## TASK DATA
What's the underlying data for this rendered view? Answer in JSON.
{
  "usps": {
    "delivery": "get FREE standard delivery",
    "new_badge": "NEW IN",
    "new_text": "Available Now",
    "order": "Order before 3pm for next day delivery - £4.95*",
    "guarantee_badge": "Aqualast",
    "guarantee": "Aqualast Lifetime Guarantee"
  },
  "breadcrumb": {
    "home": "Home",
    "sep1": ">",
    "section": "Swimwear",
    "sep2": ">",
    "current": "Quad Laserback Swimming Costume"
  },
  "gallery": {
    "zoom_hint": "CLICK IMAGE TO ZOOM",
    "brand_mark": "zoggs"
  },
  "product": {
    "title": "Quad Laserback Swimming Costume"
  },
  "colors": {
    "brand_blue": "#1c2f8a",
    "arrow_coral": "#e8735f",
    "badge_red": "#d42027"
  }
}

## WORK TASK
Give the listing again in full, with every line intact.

## ANSWER FOR THIS EXERCISE
What's the underlying data for this rendered view? Answer in JSON.
{
  "usps": {
    "delivery": "get FREE standard delivery",
    "new_badge": "NEW IN",
    "new_text": "Available Now",
    "order": "Order before 3pm for next day delivery - £4.95*",
    "guarantee_badge": "Aqualast",
    "guarantee": "Aqualast Lifetime Guarantee"
  },
  "breadcrumb": {
    "home": "Home",
    "sep1": ">",
    "section": "Swimwear",
    "sep2": ">",
    "current": "Quad Laserback Swimming Costume"
  },
  "gallery": {
    "zoom_hint": "CLICK IMAGE TO ZOOM",
    "brand_mark": "zoggs"
  },
  "product": {
    "title": "Quad Laserback Swimming Costume"
  },
  "colors": {
    "brand_blue": "#1c2f8a",
    "arrow_coral": "#e8735f",
    "badge_red": "#d42027"
  }
}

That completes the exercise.